The author makes it clear soon enough that she’s more focused on the external conflict in this story instead of developing the relationship between Lydia and Hugh. But the conflict is not good at all. Clues pop up due to lucky coincidences. There is a lack of urgency in the investigation procedures. The identity of the big bad villain as a convenient end-to-all-problems plot device doesn’t help matters much. Hugh and Lydia offer little emotional resonance to make up for the subpar mystery: Lydia falls into Hugh’s arms – and bed – unbelievably quickly despite her initial reservations. Hugh comes off really badly as a man that knows what his father did to Lydia and still has the temerity to tell Lydia that his father did everything for their own good. Normally it’s the heroine that comes with some truly perverse Daddy complex, but here it is the hero that needs psychiatric help.
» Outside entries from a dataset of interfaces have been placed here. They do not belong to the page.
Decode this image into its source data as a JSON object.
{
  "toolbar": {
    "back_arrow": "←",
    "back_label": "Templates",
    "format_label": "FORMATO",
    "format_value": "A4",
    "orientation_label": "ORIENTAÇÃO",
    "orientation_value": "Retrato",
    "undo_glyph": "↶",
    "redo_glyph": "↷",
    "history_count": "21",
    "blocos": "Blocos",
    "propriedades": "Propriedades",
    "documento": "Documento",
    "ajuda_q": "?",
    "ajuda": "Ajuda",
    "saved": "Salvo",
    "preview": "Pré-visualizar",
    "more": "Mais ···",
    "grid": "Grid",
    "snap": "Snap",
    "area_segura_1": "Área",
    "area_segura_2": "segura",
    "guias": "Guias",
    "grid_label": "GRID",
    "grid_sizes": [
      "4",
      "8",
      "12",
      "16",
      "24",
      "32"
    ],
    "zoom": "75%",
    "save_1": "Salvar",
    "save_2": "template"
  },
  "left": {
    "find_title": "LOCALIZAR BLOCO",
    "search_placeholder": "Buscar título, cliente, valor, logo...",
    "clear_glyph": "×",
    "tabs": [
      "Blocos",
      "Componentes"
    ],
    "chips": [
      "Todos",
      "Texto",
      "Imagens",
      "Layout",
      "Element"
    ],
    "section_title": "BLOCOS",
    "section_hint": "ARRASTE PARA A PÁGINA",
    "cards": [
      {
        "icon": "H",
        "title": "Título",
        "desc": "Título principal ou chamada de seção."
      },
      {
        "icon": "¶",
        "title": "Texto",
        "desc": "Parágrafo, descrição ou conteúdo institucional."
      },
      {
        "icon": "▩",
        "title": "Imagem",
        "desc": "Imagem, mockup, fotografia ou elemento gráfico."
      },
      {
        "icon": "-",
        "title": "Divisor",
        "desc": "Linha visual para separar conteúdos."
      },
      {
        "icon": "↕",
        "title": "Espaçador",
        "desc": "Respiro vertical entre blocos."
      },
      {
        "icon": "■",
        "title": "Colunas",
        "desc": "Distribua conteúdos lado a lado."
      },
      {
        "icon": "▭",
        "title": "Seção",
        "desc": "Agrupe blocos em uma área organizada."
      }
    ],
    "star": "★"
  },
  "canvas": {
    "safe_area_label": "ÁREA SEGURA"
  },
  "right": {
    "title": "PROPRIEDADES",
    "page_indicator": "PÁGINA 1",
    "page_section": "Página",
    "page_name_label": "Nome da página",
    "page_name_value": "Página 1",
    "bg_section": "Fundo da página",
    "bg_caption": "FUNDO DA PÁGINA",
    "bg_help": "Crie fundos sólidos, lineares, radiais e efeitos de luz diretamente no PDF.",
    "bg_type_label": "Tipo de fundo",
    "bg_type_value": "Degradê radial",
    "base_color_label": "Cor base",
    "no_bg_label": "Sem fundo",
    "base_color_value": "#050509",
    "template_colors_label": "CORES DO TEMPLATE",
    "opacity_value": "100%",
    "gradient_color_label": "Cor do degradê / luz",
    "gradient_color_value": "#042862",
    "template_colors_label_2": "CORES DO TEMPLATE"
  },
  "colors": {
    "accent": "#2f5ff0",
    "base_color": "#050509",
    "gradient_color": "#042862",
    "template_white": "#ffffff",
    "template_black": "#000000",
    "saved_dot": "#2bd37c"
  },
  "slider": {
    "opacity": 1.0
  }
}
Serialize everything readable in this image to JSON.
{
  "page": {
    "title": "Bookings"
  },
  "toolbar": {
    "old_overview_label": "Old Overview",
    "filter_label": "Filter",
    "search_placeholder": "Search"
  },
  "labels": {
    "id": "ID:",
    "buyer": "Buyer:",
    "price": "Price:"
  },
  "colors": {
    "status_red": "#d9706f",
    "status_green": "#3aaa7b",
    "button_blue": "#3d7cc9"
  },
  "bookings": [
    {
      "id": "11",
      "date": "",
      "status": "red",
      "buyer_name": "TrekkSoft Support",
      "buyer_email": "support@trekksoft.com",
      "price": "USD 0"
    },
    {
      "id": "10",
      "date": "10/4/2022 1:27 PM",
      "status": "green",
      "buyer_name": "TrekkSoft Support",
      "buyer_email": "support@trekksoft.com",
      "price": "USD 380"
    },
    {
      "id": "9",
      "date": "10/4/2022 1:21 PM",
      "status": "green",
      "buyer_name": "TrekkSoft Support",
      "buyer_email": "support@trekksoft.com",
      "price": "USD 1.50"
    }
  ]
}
Ultimately, Julie Beard chickens out on tackling the difficult issues she herself brings up in Midnight Angel, relying instead on contrived coincidences, unlikely circumstances, and when even that fails, sweeps everything else that needs to be addressed in the main characters’ relationship under the proverbial rug and shoves a forced happy ending onto the couple. The result is a book that has an interesting premise but ends up a dry and uninteresting read instead.